Washington, Jul 6 (efe-epa).- Some hospitals in the states of Texas and Florida are on the verge of having no additional beds for coronavirus – or any other – patients while the White House continues without any discernible national strategy to confront the pandemic and insists that the “vast majority of people” are safe from the virus.
On Monday, the mayors of San Antonio and Austin, along with the mayor of Miami-Dade County, Florida, warned that their local hospital systems are at the limit of their capacity and are filling the last beds in their intensive care units.
“The time is now ticking in terms of our hospital capacity in San Antonio just like a lot of other big cities in Texas,” San Antonio Mayor Ron Nirenberg told CNN.
The mayor warned that if Covid-19 cases continue to increase at the current rate, San Antonio is “a week away from running out of hospital beds and ICU capacity.”
In Texas, the large cities – most of them governed by Democratic mayors – are fighting a battle against Republican state Gov. Greg Abbott, who continues to resist imposing strict measures against the virus and is refusing to allow local authorities to adopt them.
In that regard, Austin Mayor Steve Adler, a Democrat, asked Abbott on Monday to return autonomy to the cities and allow them to implement their own measures to contain the virus.
Adler is considering issuing a “stay-at-home order” with the aim of obligating Austin residents to abide by a quarantine and, thus, diminish pressure on area hospitals.
In recent days, the cities of Houston and Fort Worth have also expressed their concern over the lack of available hospital beds while in the Rio Grande Valley along the border with Mexico 10 of the 12 hospitals have already reached their limit, given that the number of patients has doubled over the past two weeks.
In all, of the 69,000 available hospital beds in Texas, 55,800 are occupied – 81 percent – according to figures released Monday by the state health department.
Meanwhile, the increase in cases in Florida has put hospitals in the less populated counties like Clay and St. Lucie in the crosshairs, where only 4 percent of the beds in the ICUs remain unoccupied.
In addition, in Miami-Dade County, the epicenter of the coronavirus in Florida, 80 percent of the ICU beds are occupied, according to figures provided Monday by the state health agency.
Because of the seriousness of the situation, Miami-Dade County Mayor Carlos Gimenez announced Monday that starting on July 8 all restaurants (except for so-called meals “on wheels” or for pickup), as well as hair salons, banquet halls, gymnasiums, party sites and short-term vacation rental accommodations (like Airbnb), will be closed.
“We want to ensure that our hospitals continue to have the staffing necessary to save lives,” said Gimenez in a statement.

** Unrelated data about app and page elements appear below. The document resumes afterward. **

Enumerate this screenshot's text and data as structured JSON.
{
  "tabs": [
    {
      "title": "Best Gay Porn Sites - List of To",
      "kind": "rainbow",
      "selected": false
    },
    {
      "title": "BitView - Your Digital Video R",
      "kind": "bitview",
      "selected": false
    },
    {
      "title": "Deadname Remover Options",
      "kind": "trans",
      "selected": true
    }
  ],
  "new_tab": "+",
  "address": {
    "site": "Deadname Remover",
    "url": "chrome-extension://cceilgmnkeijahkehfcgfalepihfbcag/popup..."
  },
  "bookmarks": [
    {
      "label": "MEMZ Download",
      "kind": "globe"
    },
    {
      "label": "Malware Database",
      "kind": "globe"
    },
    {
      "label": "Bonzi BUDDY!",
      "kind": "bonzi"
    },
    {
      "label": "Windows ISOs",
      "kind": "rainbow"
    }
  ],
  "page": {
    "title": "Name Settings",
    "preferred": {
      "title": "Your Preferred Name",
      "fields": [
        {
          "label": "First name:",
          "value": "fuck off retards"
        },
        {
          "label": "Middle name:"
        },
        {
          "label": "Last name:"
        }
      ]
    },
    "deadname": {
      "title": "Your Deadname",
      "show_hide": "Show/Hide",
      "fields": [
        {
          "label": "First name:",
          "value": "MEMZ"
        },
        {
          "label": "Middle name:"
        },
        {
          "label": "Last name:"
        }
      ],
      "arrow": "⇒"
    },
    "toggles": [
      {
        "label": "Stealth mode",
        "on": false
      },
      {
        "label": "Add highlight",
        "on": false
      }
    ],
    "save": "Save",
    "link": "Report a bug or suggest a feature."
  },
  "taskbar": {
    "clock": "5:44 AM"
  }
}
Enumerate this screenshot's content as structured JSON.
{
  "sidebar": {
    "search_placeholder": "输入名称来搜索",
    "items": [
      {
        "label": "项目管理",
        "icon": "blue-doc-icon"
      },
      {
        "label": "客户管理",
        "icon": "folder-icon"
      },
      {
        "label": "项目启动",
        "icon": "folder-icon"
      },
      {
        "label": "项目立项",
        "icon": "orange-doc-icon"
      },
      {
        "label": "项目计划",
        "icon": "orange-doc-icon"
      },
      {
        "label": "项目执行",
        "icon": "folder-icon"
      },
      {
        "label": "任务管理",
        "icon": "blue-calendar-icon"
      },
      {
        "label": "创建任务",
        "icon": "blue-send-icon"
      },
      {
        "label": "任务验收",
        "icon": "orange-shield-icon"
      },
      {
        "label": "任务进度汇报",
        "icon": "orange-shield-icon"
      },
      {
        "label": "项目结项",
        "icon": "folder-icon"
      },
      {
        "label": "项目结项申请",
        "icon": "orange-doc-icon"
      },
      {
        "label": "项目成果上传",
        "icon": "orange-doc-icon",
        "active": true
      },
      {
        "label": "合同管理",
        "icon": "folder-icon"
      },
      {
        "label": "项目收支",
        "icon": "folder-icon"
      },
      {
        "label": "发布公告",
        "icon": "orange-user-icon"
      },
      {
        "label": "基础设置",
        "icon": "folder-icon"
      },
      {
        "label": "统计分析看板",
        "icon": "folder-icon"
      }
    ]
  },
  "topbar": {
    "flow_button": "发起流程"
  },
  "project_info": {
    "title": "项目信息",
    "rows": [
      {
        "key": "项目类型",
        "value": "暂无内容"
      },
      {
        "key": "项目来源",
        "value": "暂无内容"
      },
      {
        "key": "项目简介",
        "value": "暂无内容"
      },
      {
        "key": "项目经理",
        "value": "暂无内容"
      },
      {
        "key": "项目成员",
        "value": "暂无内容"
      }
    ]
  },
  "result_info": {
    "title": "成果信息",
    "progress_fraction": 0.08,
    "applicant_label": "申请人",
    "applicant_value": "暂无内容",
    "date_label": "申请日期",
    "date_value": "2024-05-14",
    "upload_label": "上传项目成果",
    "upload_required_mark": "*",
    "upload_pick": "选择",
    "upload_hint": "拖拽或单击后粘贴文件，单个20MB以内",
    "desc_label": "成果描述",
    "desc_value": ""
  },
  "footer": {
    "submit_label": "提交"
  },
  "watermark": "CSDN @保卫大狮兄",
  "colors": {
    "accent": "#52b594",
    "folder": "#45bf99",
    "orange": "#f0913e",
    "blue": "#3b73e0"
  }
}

In the last 24 hours, Florida registered 6,336 newly confirmed coronavirus cases, a figure that is a slight improvement compared with the daily records of 10,000-plus cases set over the previous two days.
Over the past five days, 14 of the 50 US states, including Florida, have registered record numbers of newly confirmed virus cases and nationwide 250,000 new cases were announced, the equivalent of the population of Buffalo, New York.
In addition, Nevada and Arizona have seen in recent days the highest figures to date for virus hospitalizations.
In Nevada, the hospitals are at 68 percent of their capacity, while in Arizona they are at 84 percent and the situation is even worse in the state’s ICUs, where 89 percent of the beds are taken, according to official data from the two states.
For the past month, the virus has been hitting the southern and western states very hard, the first states to reopen their economies, while in many eastern cities – like Boston, New York and Washington DC – the number of new cases is much lower.
Despite these figures, White House Chief of Staff Mark Meadows on Monday said that the “vast majority of people are safe” from the virus, adding that US President Donald Trump was “right” when he made certain controversial comments on Saturday.
“If you’re over 80 years of age or if you have three what they call co-morbidities … then you need to be very, very careful. Outside of that, the risks are extremely low,” Meadows told Fox News.